> _Action item_:
Your answer should hold every line of the records below that contains the string "files".

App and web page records
▬▬▬▬▬▬▬▬▬▬
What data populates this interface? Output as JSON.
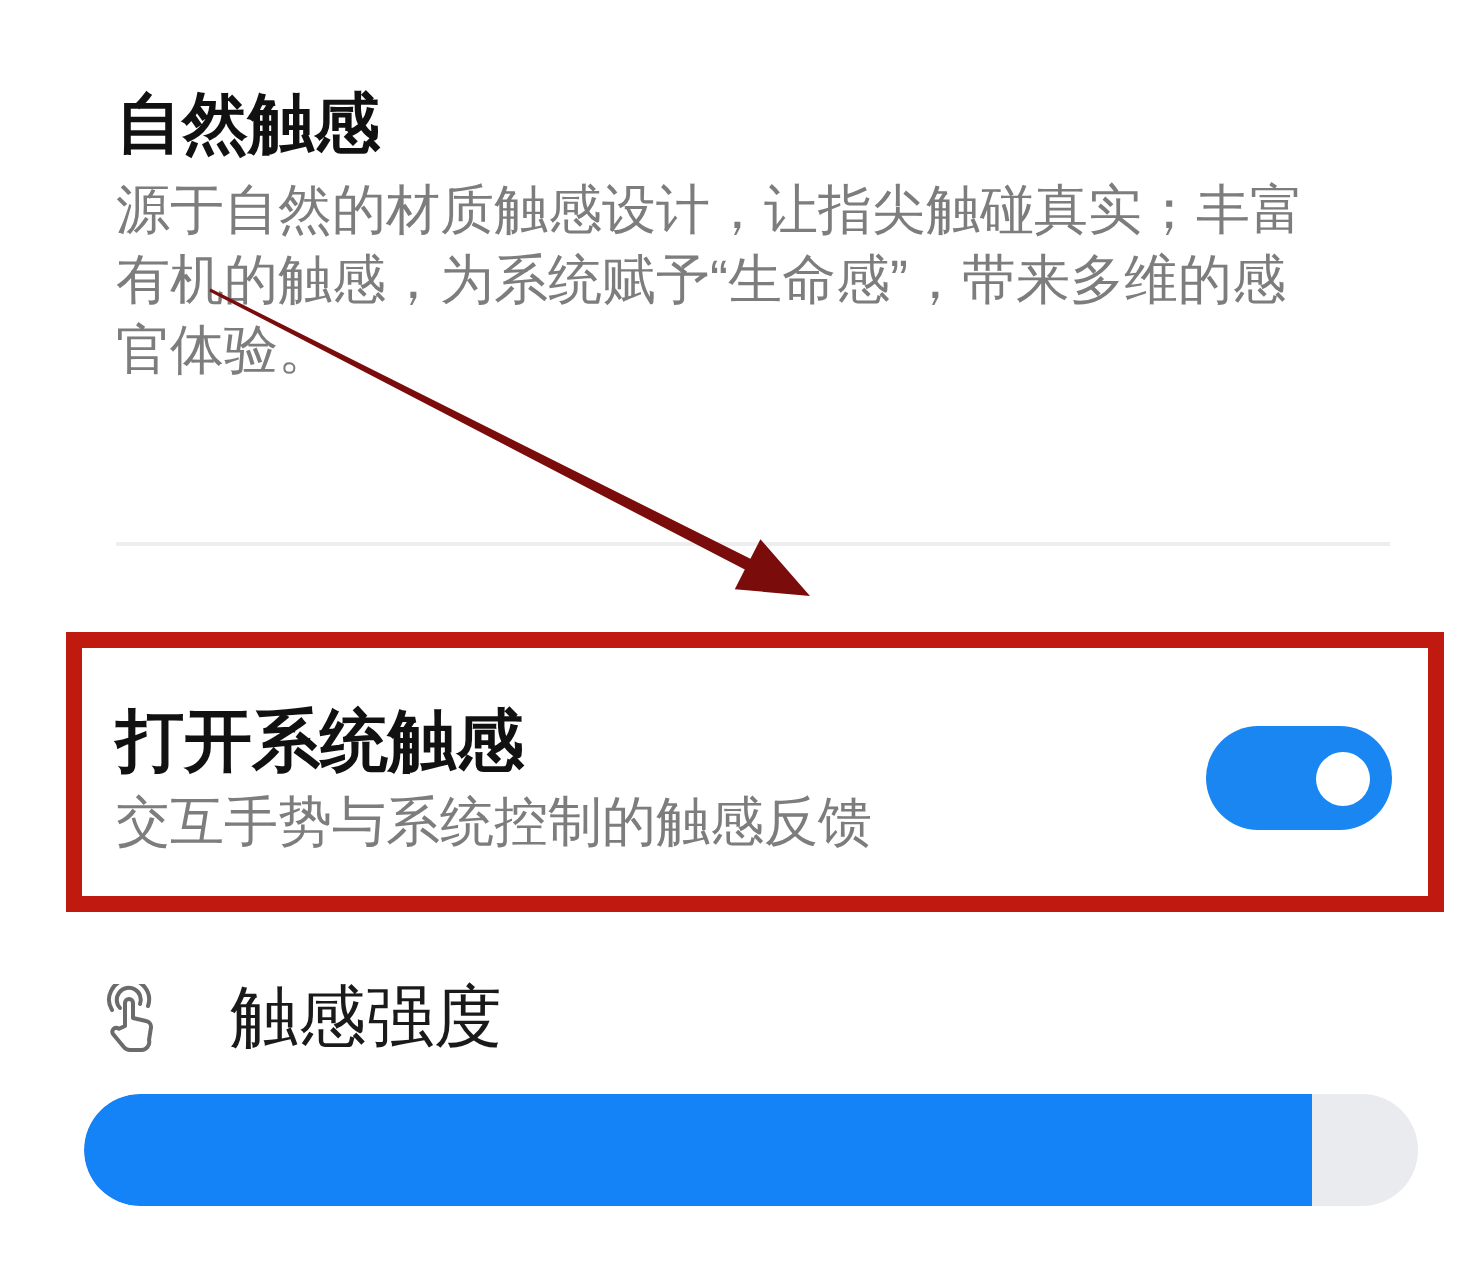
{
  "section": {
    "title": "自然触感",
    "description": "源于自然的材质触感设计，让指尖触碰真实；丰富有机的触感，为系统赋予“生命感”，带来多维的感官体验。"
  },
  "toggle_setting": {
    "title": "打开系统触感",
    "subtitle": "交互手势与系统控制的触感反馈",
    "on": true,
    "highlighted": true
  },
  "intensity": {
    "label": "触感强度",
    "level": 0.92
  },
  "annotations": [
    {
      "kind": "arrow"
    }
  ]
}
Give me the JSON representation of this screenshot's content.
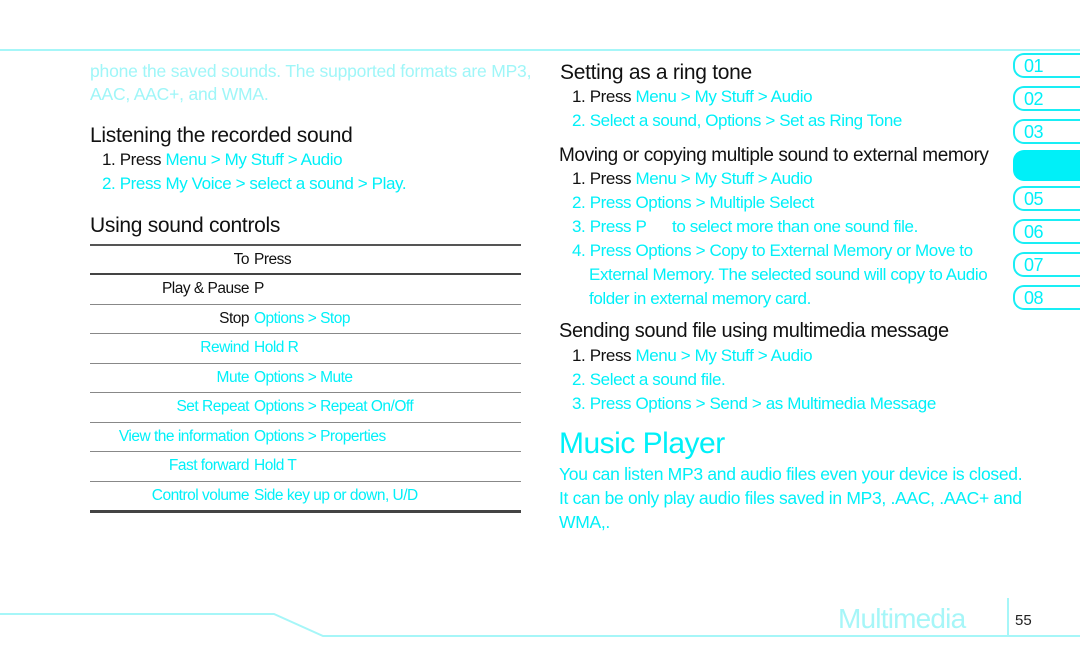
{
  "intro": {
    "line1": "phone the saved sounds. The supported formats are MP3,",
    "line2": "AAC, AAC+, and WMA."
  },
  "listening": {
    "heading": "Listening the recorded sound",
    "steps": [
      {
        "num": "1. Press",
        "path": "Menu > My Stuff > Audio"
      },
      {
        "num": "2. Press",
        "path": "My Voice > select a sound > Play."
      }
    ]
  },
  "controls": {
    "heading": "Using sound controls",
    "columns": [
      "To",
      "Press"
    ],
    "rows": [
      {
        "to": "Play & Pause",
        "press": "P"
      },
      {
        "to": "Stop",
        "press": "Options > Stop"
      },
      {
        "to": "Rewind",
        "press": "Hold R"
      },
      {
        "to": "Mute",
        "press": "Options > Mute"
      },
      {
        "to": "Set Repeat",
        "press": "Options > Repeat On/Off"
      },
      {
        "to": "View the information",
        "press": "Options > Properties"
      },
      {
        "to": "Fast forward",
        "press": "Hold T"
      },
      {
        "to": "Control volume",
        "press": "Side key up or down, U/D"
      }
    ]
  },
  "ringtone": {
    "heading": "Setting as a ring tone",
    "steps": [
      {
        "num": "1. Press",
        "path": "Menu > My Stuff > Audio"
      },
      {
        "num": "2. Select a sound,",
        "path": "Options > Set as Ring Tone"
      }
    ]
  },
  "moving": {
    "heading": "Moving or copying multiple sound to external memory",
    "steps": [
      {
        "num": "1. Press",
        "path": "Menu > My Stuff > Audio"
      },
      {
        "num": "2. Press",
        "path": "Options > Multiple Select"
      },
      {
        "num": "3. Press",
        "path": "P      to select more than one sound file."
      },
      {
        "num": "4. Press",
        "path": "Options > Copy to External Memory or Move to"
      },
      {
        "num": "",
        "path": "External Memory. The selected sound will copy to Audio"
      },
      {
        "num": "",
        "path": "folder in external memory card."
      }
    ]
  },
  "sending": {
    "heading": "Sending sound file using multimedia message",
    "steps": [
      {
        "num": "1. Press",
        "path": "Menu > My Stuff > Audio"
      },
      {
        "num": "2. Select a sound file.",
        "path": ""
      },
      {
        "num": "3. Press",
        "path": "Options > Send > as Multimedia Message"
      }
    ]
  },
  "music_player": {
    "title": "Music Player",
    "line1": "You can listen MP3 and audio files even your device is closed.",
    "line2": "It can be only play audio files saved in MP3, .AAC, .AAC+ and",
    "line3": "WMA,."
  },
  "chapter_tabs": [
    {
      "label": "01",
      "active": false
    },
    {
      "label": "02",
      "active": false
    },
    {
      "label": "03",
      "active": false
    },
    {
      "label": "",
      "active": true
    },
    {
      "label": "05",
      "active": false
    },
    {
      "label": "06",
      "active": false
    },
    {
      "label": "07",
      "active": false
    },
    {
      "label": "08",
      "active": false
    }
  ],
  "footer": {
    "section": "Multimedia",
    "page": "55"
  },
  "colors": {
    "accent": "#00f0f8",
    "pale_accent": "#a6f6f8",
    "text": "#111111"
  }
}
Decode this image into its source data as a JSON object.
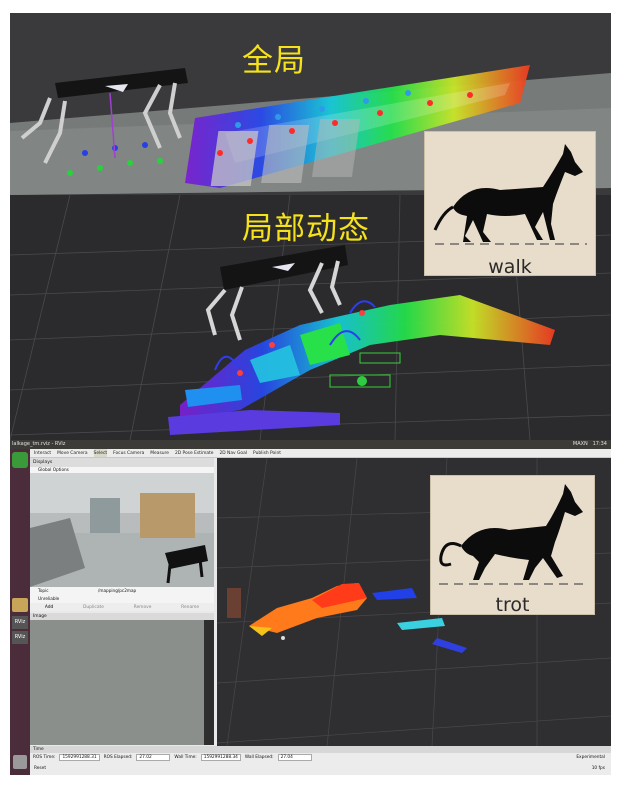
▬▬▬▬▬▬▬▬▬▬
> _Solution to this exercise_:
    "line1": "You can listen MP3 and audio files even your device is closed.",
    "line2": "It can be only play audio files saved in MP3, .AAC, .AAC+ and",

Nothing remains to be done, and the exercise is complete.